• **YOUR GOAL**
Your answer should be each line of the entries that contains the word "Saputra", copied in full.

• **EXERCISE MATERIAL**
------------------------------------------------
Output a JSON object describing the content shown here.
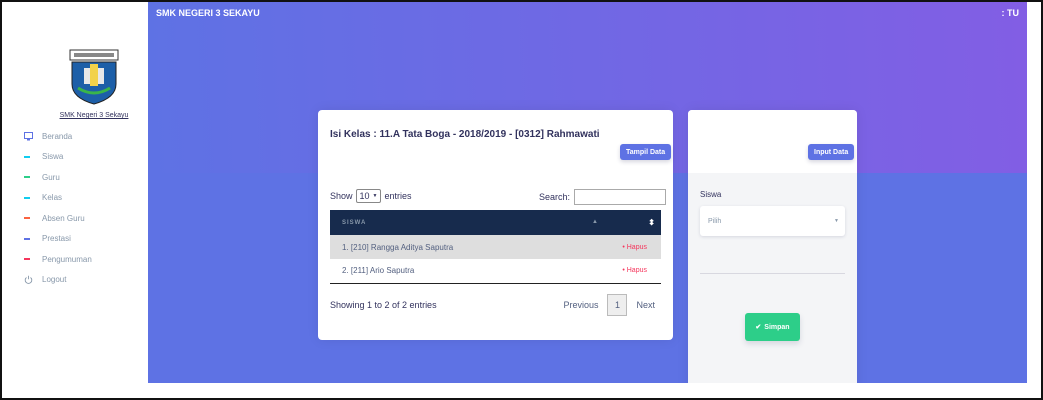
{
  "sidebar": {
    "school_name": "SMK Negeri 3 Sekayu",
    "items": [
      {
        "label": "Beranda",
        "icon": "monitor-icon",
        "color": "#5e72e4"
      },
      {
        "label": "Siswa",
        "icon": "dash-icon",
        "color": "#11cdef"
      },
      {
        "label": "Guru",
        "icon": "dash-icon",
        "color": "#2dce89"
      },
      {
        "label": "Kelas",
        "icon": "dash-icon",
        "color": "#11cdef"
      },
      {
        "label": "Absen Guru",
        "icon": "dash-icon",
        "color": "#fb6340"
      },
      {
        "label": "Prestasi",
        "icon": "dash-icon",
        "color": "#5e72e4"
      },
      {
        "label": "Pengumuman",
        "icon": "dash-icon",
        "color": "#f5365c"
      },
      {
        "label": "Logout",
        "icon": "power-icon",
        "color": "#8898aa"
      }
    ]
  },
  "header": {
    "brand": "SMK NEGERI 3 SEKAYU",
    "user": ": TU"
  },
  "class_card": {
    "title": "Isi Kelas : 11.A Tata Boga - 2018/2019 - [0312] Rahmawati",
    "show_button": "Tampil Data",
    "show_label": "Show",
    "entries_value": "10",
    "entries_label": "entries",
    "search_label": "Search:",
    "search_value": "",
    "table": {
      "column": "SISWA",
      "rows": [
        {
          "name": "1. [210] Rangga Aditya Saputra",
          "action": "• Hapus"
        },
        {
          "name": "2. [211] Ario Saputra",
          "action": "• Hapus"
        }
      ]
    },
    "info": "Showing 1 to 2 of 2 entries",
    "pagination": {
      "previous": "Previous",
      "current": "1",
      "next": "Next"
    }
  },
  "input_card": {
    "button": "Input Data",
    "field_label": "Siswa",
    "select_value": "Pilih",
    "save_button": "Simpan"
  },
  "colors": {
    "primary": "#5e72e4",
    "gradient_end": "#825ee4",
    "table_header": "#172b4d",
    "success": "#2dce89",
    "danger": "#f5365c"
  }
}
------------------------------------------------
• **WRITTEN RESPONSE**
          "name": "1. [210] Rangga Aditya Saputra",
          "name": "2. [211] Ario Saputra",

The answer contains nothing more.